If you’re having a hard time reading through this section, please consider number 7.

1. Think through your project.

It sounds simple, but a very sad and common problem that we see is that someone will spend many hours working on a project, and when it comes time to print, some aspect of printing has been forgotten, and the project needs to be re-done, or time intensive fixes need to be undertaken. Hopefully the following tips will aid you in setting up your project correctly.

2. Budget your project

How much do you want to spend on printing? Work on designing a project that will reach your intended audience, and still fall inside your budget. Our pricing is readily available at our Pricing page.  Give us a call or stop by if you have any questions.

3. Use the tool that suits the job.

For example, if you plan on having a two-sided postcard and a poster, design in a program that allows multi-page editing, such as Adobe InDesign. (Photoshop is not always the appropriate tool, especially when text is involved.)

For example, if you design a postcard in a raster editing program, and decide that you want to make it into a poster, image quality will most likely suffer dramatically. If the project had been designed in a vector editing program, such as InDesign, the project will scale larger.

4. Decide on a project size.

Another common problem that we see, are projects that are either too large, or too small for us to print correctly. For example, if you designed a poster on letter sized paper (8.5″x11″), and want us to print that on Tabloid (11″x17″), we will be unable to scale that proportionally.
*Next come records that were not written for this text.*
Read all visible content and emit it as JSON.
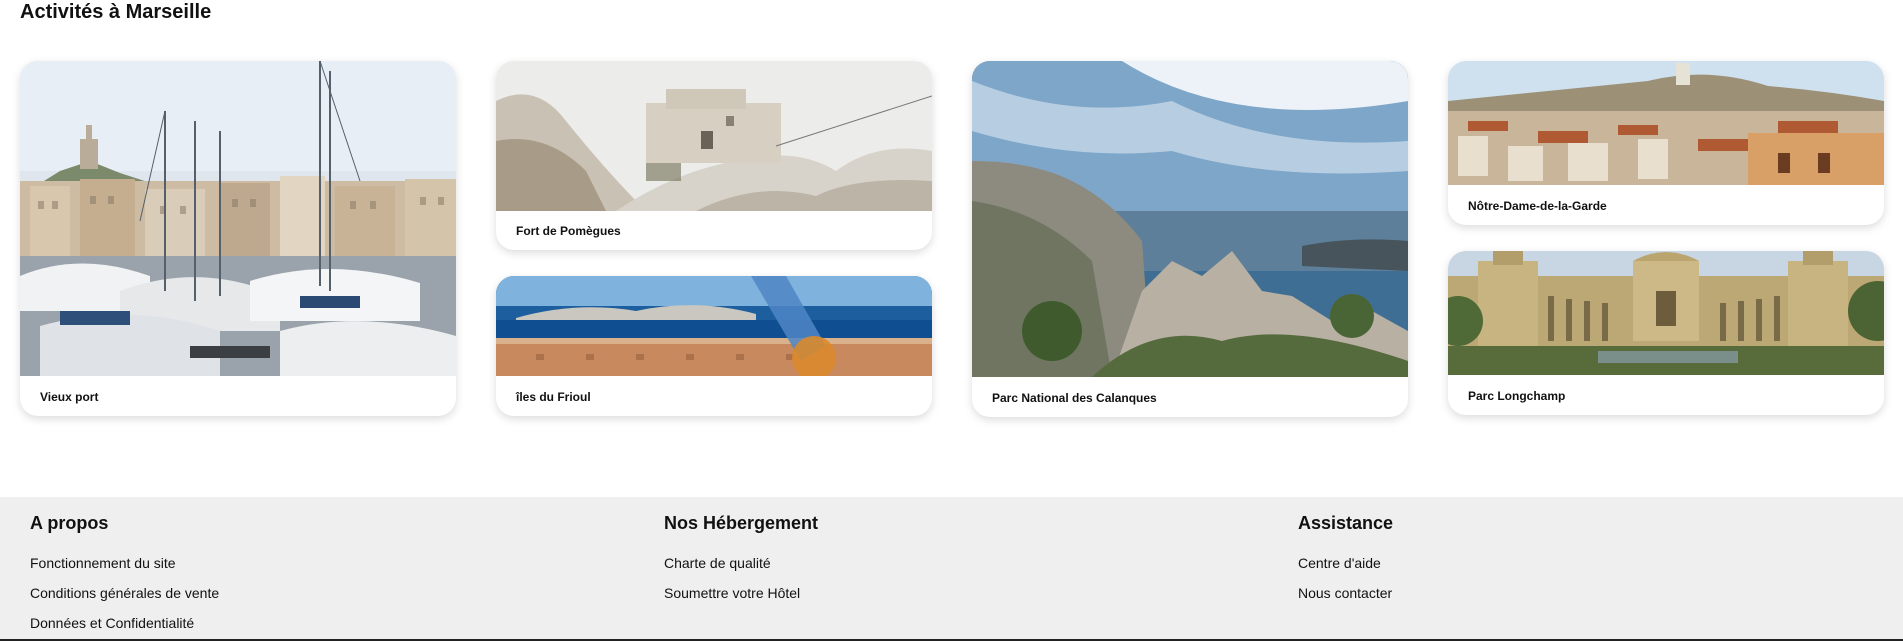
{
  "page": {
    "title": "Activités à Marseille"
  },
  "activities": [
    {
      "label": "Vieux port",
      "image": "vieux-port-harbour-photo"
    },
    {
      "label": "Fort de Pomègues",
      "image": "fort-pomegues-photo"
    },
    {
      "label": "îles du Frioul",
      "image": "iles-du-frioul-photo"
    },
    {
      "label": "Parc National des Calanques",
      "image": "calanques-photo"
    },
    {
      "label": "Nôtre-Dame-de-la-Garde",
      "image": "notre-dame-de-la-garde-photo"
    },
    {
      "label": "Parc Longchamp",
      "image": "parc-longchamp-photo"
    }
  ],
  "footer": {
    "about": {
      "title": "A propos",
      "links": [
        "Fonctionnement du site",
        "Conditions générales de vente",
        "Données et Confidentialité"
      ]
    },
    "lodging": {
      "title": "Nos Hébergement",
      "links": [
        "Charte de qualité",
        "Soumettre votre Hôtel"
      ]
    },
    "help": {
      "title": "Assistance",
      "links": [
        "Centre d'aide",
        "Nous contacter"
      ]
    }
  }
}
Please keep in mind that we do not stock non-US paper sizes, such as A4.

5. Avoid transparency whenever possible

Adobe has made several transparency options available and easily accessible. (Drop Shadow, Opacity, Effects, etc) These effects look great on screen, but if the effects are not rasterized prior to going through our RIP server, there is a good chance artifacting will occur, especially when involving Spot colors.

6. “Full” Color (CMYK), 2-Color, 1-color, Black & White?

Cost, speed, and quality are considerations here. If you are unsure which option you would like to go with, please do not hesitate to contact us to discuss available options, and design considerations for each.

CMYK:

  • Keep in mind that images will appear slightly darker in print than on screen, depending on how you have calibrated your display device. (eg: Display devices print with light, our output devices print with ink.)
  • Proofs done on most RGB output devices (regardless of quality), will not likely match what we produce on our CMYK devices. The gamut of RGB and CMYK output devices do not match, especially in the deep blue, red/orange, and vibrant color areas. (Think neon)
  • Avoid large solid areas, and ink coverage higher than 300%, or lower than 30%. (Total Area Coverage) (eg: C:100, M:100, Y:100, K:100 is frowned upon, and depending on the effect you’re going for, usually will not look very good.) “Rich Black” is actually dirtier than “Pure Black” on our output devices. Use 100K when possible for blacks. A typical side effect of printing with digital devices is banding/streaking in areas with solids.
  • If you need color accuracy, use Spot colors (Pantones) where possible. We can color correct spots on our RIP individually. Please note that there is a color correction fee for each color used.
  • We typically attempt to do some manual color conversion to make unsightly images (due to them being out of gamut) seem more pleasing.  If you do not wish for us to perform this manual calibration, please specify when placing your order.

2-Color/1-Color:

  • For black & white / spot color only jobs, avoid designing in RGB/CMYK color spaces. Use Spot colors, grayscale, duotones, etc. Grayscale images can have a Spot color applied to them in several design programs. Consult the manual of your chosen application to find out how. Grayscale images also print more accurately (less dark), quickly, and are much smaller, than their RGB/CMYK counterparts. Convert your images to Grayscale where possible!
  • If the intended output device is an offset press, it can be helpful to include both a composite file and a separated file.

7. Hire a professional

If this information seems daunting, consider enlisting the help of a professional. The up front cost may seem hard to justify, but the time and headaches saved in the long run can be well worth the cost. It’s likely that this route will be cheaper than trying to design a project yourself, if you have had little or no design experience.